Ensuring that your toddler has enough fiber in his diet is important for a variety of reasons. It makes potty training easier by avoiding or easing constipation, it helps digestion and sets your child up for a healthy future by regulating cholesterol and possibly preventing diabetes and heart disease. You might hear "high fiber foods" and think heavy whole-grain concoctions that are literally hard to swallow -- healthy, sure, but hardly inspiring, especially to kids. But as it turns out, lots of kid-friendly foods are chock-full of fiber. Look to serve fresh and dried fruit, almonds, beans, sweet potatoes, and even fresh or frozen green peas.
Stewed prunes have a bad reputation, but don't knock them until you've tried them. Cook prunes at a gentle simmer with a cinnamon stick, some thinly sliced orange or lemon and just enough water to cover until they are soft. Make sure your prunes are free of pits and cooked. You can always puree them if you like before serving as well. Serve with yogurt or oatmeal.
Speaking of oatmeal, it's another high-fiber food that's also chock full of vitamins and minerals. You can feed it to your child almost from the moment they're eating solid foods. Choose either rolled oats or steel-cut oats -- also known as Irish or Scottish oats -- and cook in water according to package directions. You can finish with a touch of milk as well as prune puree, fresh or frozen berries, diced dried fruit or a spoonful of jam.
Introduce your child to whole-grain goodness with a batch of pancakes. The sweetness of this dish will help balance the flavors. For convenience you can either make a big batch of pancakes and freeze them for future use or create your own pancake mix. Combine whole-wheat flour, sugar, baking powder, baking soda and salt with buttermilk, vegetable oil and egg and cook on the stovetop in a skillet greased with butter or oil.

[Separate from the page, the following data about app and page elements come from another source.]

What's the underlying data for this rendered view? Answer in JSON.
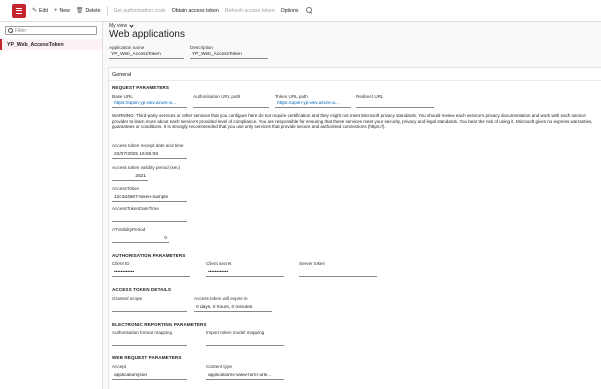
{
  "toolbar": {
    "edit": "Edit",
    "new": "New",
    "delete": "Delete",
    "get_auth_code": "Get authorisation code",
    "obtain_token": "Obtain access token",
    "refresh_token": "Refresh access token",
    "options": "Options"
  },
  "left": {
    "filter_placeholder": "Filter",
    "items": [
      "YP_Web_AccessToken"
    ]
  },
  "header": {
    "view": "My view",
    "title": "Web applications"
  },
  "top_fields": {
    "app_name_label": "Application name",
    "app_name": "YP_Web_AccessToken",
    "desc_label": "Description",
    "desc": "YP_Web_AccessToken"
  },
  "general": {
    "title": "General",
    "request_params": "REQUEST PARAMETERS",
    "base_url_label": "Base URL",
    "base_url": "https://apim-yp-dev.azure-a...",
    "auth_url_path_label": "Authorisation URL path",
    "auth_url_path": "",
    "token_url_path_label": "Token URL path",
    "token_url_path": "https://apim-yp-dev.azure-a...",
    "redirect_url_label": "Redirect URL",
    "redirect_url": "",
    "warning": "WARNING: Third-party services or other services that you configure here do not require certification and they might not meet Microsoft privacy standards. You should review each service's privacy documentation and work with each service provider to learn more about each service's provided level of compliance. You are responsible for ensuring that these services meet your security, privacy and legal standards. You bear the risk of using it. Microsoft gives no express warranties, guarantees or conditions. It is strongly recommended that you use only services that provide secure and authorised connections (https://).",
    "receipt_label": "Access token receipt date and time",
    "receipt": "22/07/2025 16:55:08",
    "validity_label": "Access token validity period (sec)",
    "validity": "2521",
    "access_token_label": "AccessToken",
    "access_token": "12c3d4567-token-sample",
    "access_token_dt_label": "AccessTokenDateTime",
    "access_token_dt": "",
    "at_validity_label": "ATValidityPeriod",
    "at_validity": "0"
  },
  "auth": {
    "title": "AUTHORISATION PARAMETERS",
    "client_id_label": "Client ID",
    "client_id": "••••••••••••",
    "client_secret_label": "Client secret",
    "client_secret": "••••••••••••",
    "server_token_label": "Server token",
    "server_token": ""
  },
  "token_details": {
    "title": "ACCESS TOKEN DETAILS",
    "granted_scope_label": "Granted scope",
    "granted_scope": "",
    "expire_label": "Access token will expire in",
    "expire": "0 days, 0 hours, 0 minutes"
  },
  "er": {
    "title": "ELECTRONIC REPORTING PARAMETERS",
    "auth_format_label": "Authorisation format mapping",
    "auth_format": "",
    "import_token_label": "Import token model mapping",
    "import_token": ""
  },
  "web_request": {
    "title": "WEB REQUEST PARAMETERS",
    "accept_label": "Accept",
    "accept": "application/json",
    "content_type_label": "Content type",
    "content_type": "application/x-www-form-urle..."
  }
}
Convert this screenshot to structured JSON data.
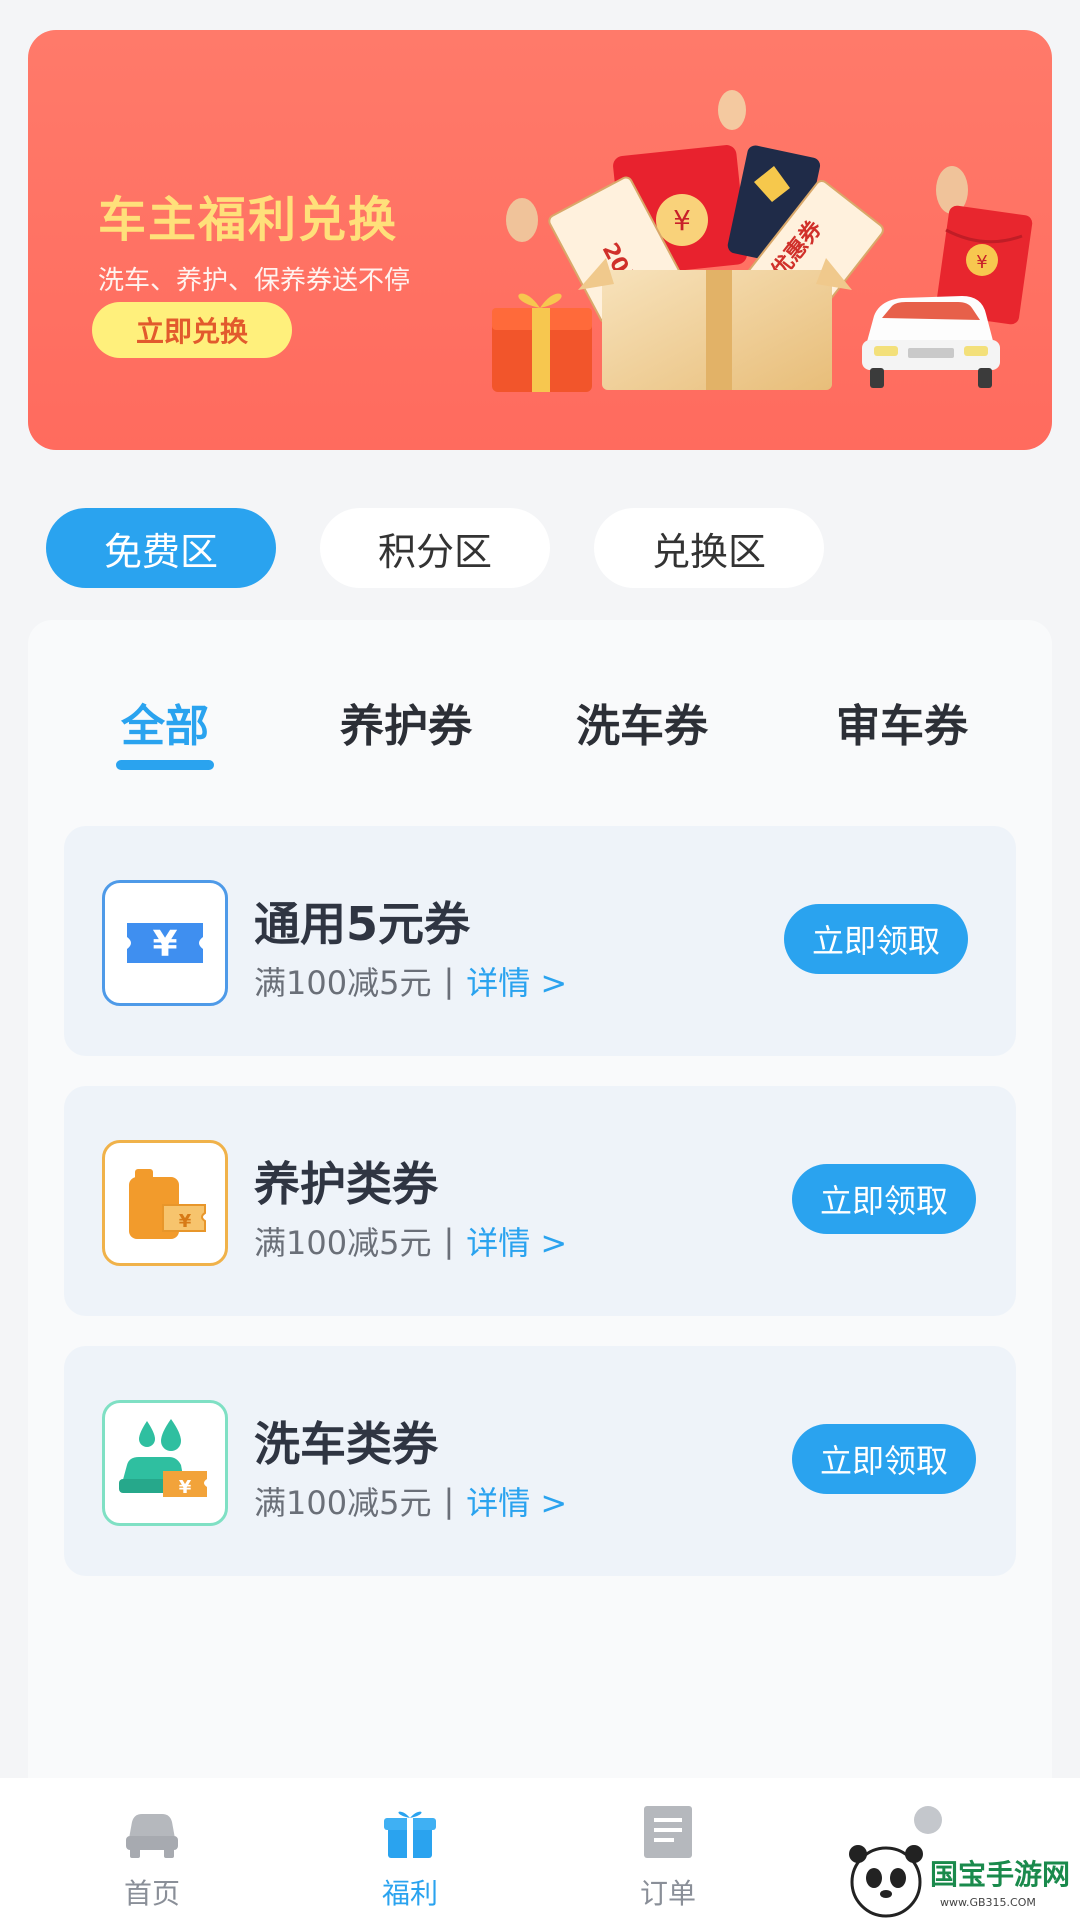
{
  "banner": {
    "title": "车主福利兑换",
    "subtitle": "洗车、养护、保养券送不停",
    "button_label": "立即兑换",
    "art_labels": {
      "voucher_left": "20元 优惠",
      "voucher_right": "优惠券",
      "currency": "¥"
    }
  },
  "zones": [
    {
      "label": "免费区",
      "active": true
    },
    {
      "label": "积分区",
      "active": false
    },
    {
      "label": "兑换区",
      "active": false
    }
  ],
  "categories": [
    {
      "label": "全部",
      "active": true
    },
    {
      "label": "养护券",
      "active": false
    },
    {
      "label": "洗车券",
      "active": false
    },
    {
      "label": "审车券",
      "active": false
    }
  ],
  "coupons": [
    {
      "title": "通用5元券",
      "condition": "满100减5元",
      "separator": "|",
      "detail": "详情 >",
      "button": "立即领取",
      "icon": "ticket-yuan-icon"
    },
    {
      "title": "养护类券",
      "condition": "满100减5元",
      "separator": "|",
      "detail": "详情 >",
      "button": "立即领取",
      "icon": "oil-can-coupon-icon"
    },
    {
      "title": "洗车类券",
      "condition": "满100减5元",
      "separator": "|",
      "detail": "详情 >",
      "button": "立即领取",
      "icon": "car-wash-coupon-icon"
    }
  ],
  "nav": [
    {
      "label": "首页",
      "icon": "car-icon",
      "active": false
    },
    {
      "label": "福利",
      "icon": "gift-icon",
      "active": true
    },
    {
      "label": "订单",
      "icon": "document-icon",
      "active": false
    }
  ],
  "watermark": {
    "brand": "国宝手游网",
    "url": "www.GB315.COM"
  },
  "colors": {
    "accent": "#2aa3ef",
    "banner": "#ff6b5e",
    "banner_title": "#ffe07a",
    "banner_button": "#fff07c"
  }
}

You can serve with fresh sliced peaches, fresh berries or simply maple syrup.
Apples and Almond Butter
Almonds are a surprisingly strong source of fiber, with a 1/2-cup serving containing about 5 grams of fiber. Apples, too, are high in fiber as long as you don't peel them. So when you want to serve your toddler a high-fiber yet palate-pleasing snack, simply spread a dab of almond butter on slices of apple for a double dose of this important nutrient.
Several varieties of fruit make for excellent fiber sources, including peaches, apricots, plums, pears, apples, oranges, bananas, blackberries and raspberries. Choose any or all of these, chop and combine into a simple fruit salad. You can add a little sweetener in the form of brown sugar or honey, or you can sauce it with a bit of yogurt, but you can also serve this plain. Leave the peels on pears and apples.
Kids love frothy, thick smoothies. Plus they're easy to prepare as a snack or quick breakfast and endlessly variable too. Use yogurt, milk or apple juice as your base and combine in a blender with ice and fresh fruit -- peaches, pears, apricots, raspberries, blackberries, oranges or bananas -- alone or in combination. Add a touch of sweetener to taste. You can also mix in a spoonful or two of wheat bran, wheat germ or raw oatmeal for an extra dose of fiber.